Meeting on rec-fishing and MPAs agrees on ways to improve anglers' role in planning

Proceedings are available from a November 2006 meeting on recreational fishing and MPAs in Australia, convened by Recfish Australia - an industry association - and the Fisheries Research and Development Corporation, an Australian Government agency. The meeting examined impacts on the recreational fishing sector from various national and state-level MPA-planning processes, including the program to rezone the Great Barrier Reef Marine Park (MPA News 5:10).

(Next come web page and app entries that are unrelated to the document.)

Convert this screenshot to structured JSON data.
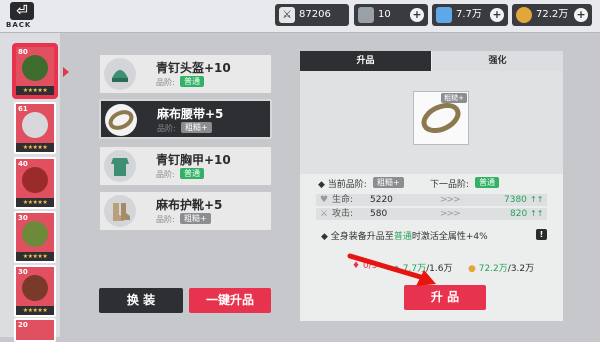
{
  "topbar": {
    "back_label": "BACK",
    "resources": [
      {
        "name": "power",
        "icon": "crossed-swords-icon",
        "value": "87206",
        "has_plus": false
      },
      {
        "name": "stone",
        "icon": "ore-icon",
        "value": "10",
        "has_plus": true
      },
      {
        "name": "diamond",
        "icon": "blue-crystal-icon",
        "value": "7.7万",
        "has_plus": true
      },
      {
        "name": "gold",
        "icon": "gold-coin-icon",
        "value": "72.2万",
        "has_plus": true
      }
    ]
  },
  "heroes": [
    {
      "level": "80",
      "stars": "★★★★★",
      "color": "#e05060",
      "selected": true
    },
    {
      "level": "61",
      "stars": "★★★★★",
      "color": "#e05060",
      "selected": false
    },
    {
      "level": "40",
      "stars": "★★★★★",
      "color": "#e05060",
      "selected": false
    },
    {
      "level": "30",
      "stars": "★★★★★",
      "color": "#e05060",
      "selected": false
    },
    {
      "level": "30",
      "stars": "★★★★★",
      "color": "#e05060",
      "selected": false
    },
    {
      "level": "20",
      "stars": "★★★★★",
      "color": "#e05060",
      "selected": false
    }
  ],
  "equipment": [
    {
      "name": "青钉头盔+10",
      "grade_label": "品阶:",
      "grade": "普通",
      "grade_style": "green",
      "selected": false
    },
    {
      "name": "麻布腰带+5",
      "grade_label": "品阶:",
      "grade": "粗糙+",
      "grade_style": "gray",
      "selected": true
    },
    {
      "name": "青钉胸甲+10",
      "grade_label": "品阶:",
      "grade": "普通",
      "grade_style": "green",
      "selected": false
    },
    {
      "name": "麻布护靴+5",
      "grade_label": "品阶:",
      "grade": "粗糙+",
      "grade_style": "gray",
      "selected": false
    }
  ],
  "buttons": {
    "swap": "换 装",
    "one_click": "一键升品",
    "upgrade": "升 品"
  },
  "tabs": {
    "upgrade_grade": "升品",
    "enhance": "强化"
  },
  "detail": {
    "item_badge": "粗糙+",
    "current_grade_label": "当前品阶:",
    "current_grade": "粗糙+",
    "next_grade_label": "下一品阶:",
    "next_grade": "普通",
    "stats": [
      {
        "label": "生命:",
        "icon": "heart-icon",
        "current": "5220",
        "next": "7380",
        "arrows": "↑↑"
      },
      {
        "label": "攻击:",
        "icon": "sword-icon",
        "current": "580",
        "next": "820",
        "arrows": "↑↑"
      }
    ],
    "note_prefix": "全身装备升品至",
    "note_grade": "普通",
    "note_suffix": "时激活全属性+4%",
    "note_warn": "!"
  },
  "cost": [
    {
      "icon": "red-gem-icon",
      "text": "0/5"
    },
    {
      "icon": "blue-crystal-icon",
      "have": "7.7万",
      "need": "/1.6万"
    },
    {
      "icon": "gold-coin-icon",
      "have": "72.2万",
      "need": "/3.2万"
    }
  ],
  "colors": {
    "accent": "#e8334e",
    "green": "#23a35a",
    "dark": "#2e2f33"
  }
}
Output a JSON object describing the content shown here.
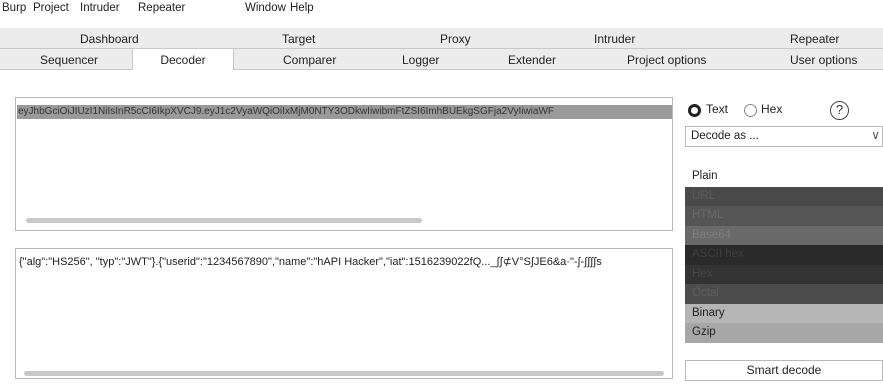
{
  "menu": [
    "Burp",
    "Project",
    "Intruder",
    "Repeater",
    "Window",
    "Help"
  ],
  "tabs_row1": [
    "Dashboard",
    "Target",
    "Proxy",
    "Intruder",
    "Repeater"
  ],
  "tabs_row2": [
    "Sequencer",
    "Decoder",
    "Comparer",
    "Logger",
    "Extender",
    "Project options",
    "User options"
  ],
  "active_tab": "Decoder",
  "input": {
    "value": "eyJhbGciOiJIUzI1NiIsInR5cCI6IkpXVCJ9.eyJ1c2VyaWQiOiIxMjM0NTY3ODkwIiwibmFtZSI6ImhBUEkgSGFja2VyIiwiaWF"
  },
  "output": {
    "value": "{\"alg\":\"HS256\", \"typ\":\"JWT\"}.{\"userid\":\"1234567890\",\"name\":\"hAPI Hacker\",\"iat\":1516239022fQ..._∫∫⊄V°S∫JE6&a·\"-∫-∫∫∫∫s"
  },
  "mode": {
    "text_label": "Text",
    "hex_label": "Hex",
    "selected": "Text",
    "help_label": "?"
  },
  "decode_select": {
    "value": "Decode as ...",
    "chevron": "∨"
  },
  "decode_options": [
    "Plain",
    "URL",
    "HTML",
    "Base64",
    "ASCII hex",
    "Hex",
    "Octal",
    "Binary",
    "Gzip"
  ],
  "smart_decode_label": "Smart decode",
  "colors": {
    "tab_bg": "#ececec",
    "input_highlight": "#9a9a9a",
    "list_shades": [
      "#ffffff",
      "#4a4a4a",
      "#555555",
      "#6a6a6a",
      "#2a2a2a",
      "#333333",
      "#4c4c4c",
      "#b5b5b5",
      "#a7a7a7"
    ]
  }
}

Attendees agreed that "MPAs will happen": i.e., that government agencies will continue to designate new MPAs as management tools. Therefore the recreational fishing sector's focus should be on minimizing MPAs' impacts rather than attempting to stop their use.

The proceedings detail lessons learned so far from planning experiences, priorities for research on MPA impacts, and tools for improving recreational fishers' engagement in planning. The tools include a call for a clear, unified position statement on MPAs from the recreational sector, and detailed case studies of positive and negative impacts on recreational fishers from MPAs. The workshop proceedings are available in PDF format athttp://www.recfish.com.au/mpa/pdf/MPA%20Workshop%20proceedings%20final.pdf.

"MPA Tip" is a recurring feature in MPA News that presents advice on planning and management gathered from various publications on protected areas. The purpose is two-fold: to provide useful guidance to practitioners, and to serve as a reminder of valuable literature in the MPA field.

MPA News adapted the following tip from Managing Protected Areas: A Global Guide (IUCN, 2006), edited by Michael Lockwood, Graeme L. Worboys, and Ashish Kothari. The 802-page book is available for US$99.50 from Amazon.com. You can browse much of the book online for free at Google Book Search (http://books.google.com).

Tip: MPA management agencies can derive considerable benefits from partnerships with universities and other research institutions, and should help make non-intrusive research possible in the protected areas. The following guidelines for managers can help ensure these partnerships are effective:

  • Require approval, through a quick and simple process, of all research projects in an MPA before they begin so that managers know what kinds of research are being done there.

  • Proactively define the research that the MPA requires for management purposes, and provide incentives for research institutions to carry it out.

  • Consider providing logistics and funding support to applied research that is relevant to the MPA's needs. While purely academic research should be welcomed as well, it should be expected to pay its own way.

  • Agree on the kinds of support that will be provided to researchers by the MPA, such as transport, housing, laboratory facilities, etc.

  • Require that any specimens collected become part of a museum or herbarium collection that is available to other researchers, unless questions of indigenous or local community ownership intervene.

  • Ensure that any research is not significantly disruptive of the natural values for which the MPA was established.

  • Ensure that copies of all publications resulting from the research are sent to both the MPA where the research was carried out and the national MPA management agency.

Dear Reader,

This edition of MPA News marks the start of our ninth year of publication, with subscribers now in 113 countries. The staff and editorial board look forward to continuing to serve MPA practitioners worldwide. Please keep us informed of your MPA's latest efforts, whether new, different, or challenging (mpanews [at] u.washington.edu). We value hearing from our readers, and want to help you share your experience and knowledge with peers.

What makes the coming year particularly exciting is the launch this September of our sister publication on coastal and marine ecosystem-based management, announced in our June 2007 edition. It will adapt and improve on the MPA News model with new, useful features, and enable us to serve a broader group of practitioners.

I will keep you informed of our progress. On behalf of the MPA News team, thank you for continuing to allow us to serve you. It is our pleasure to do so.

John Davis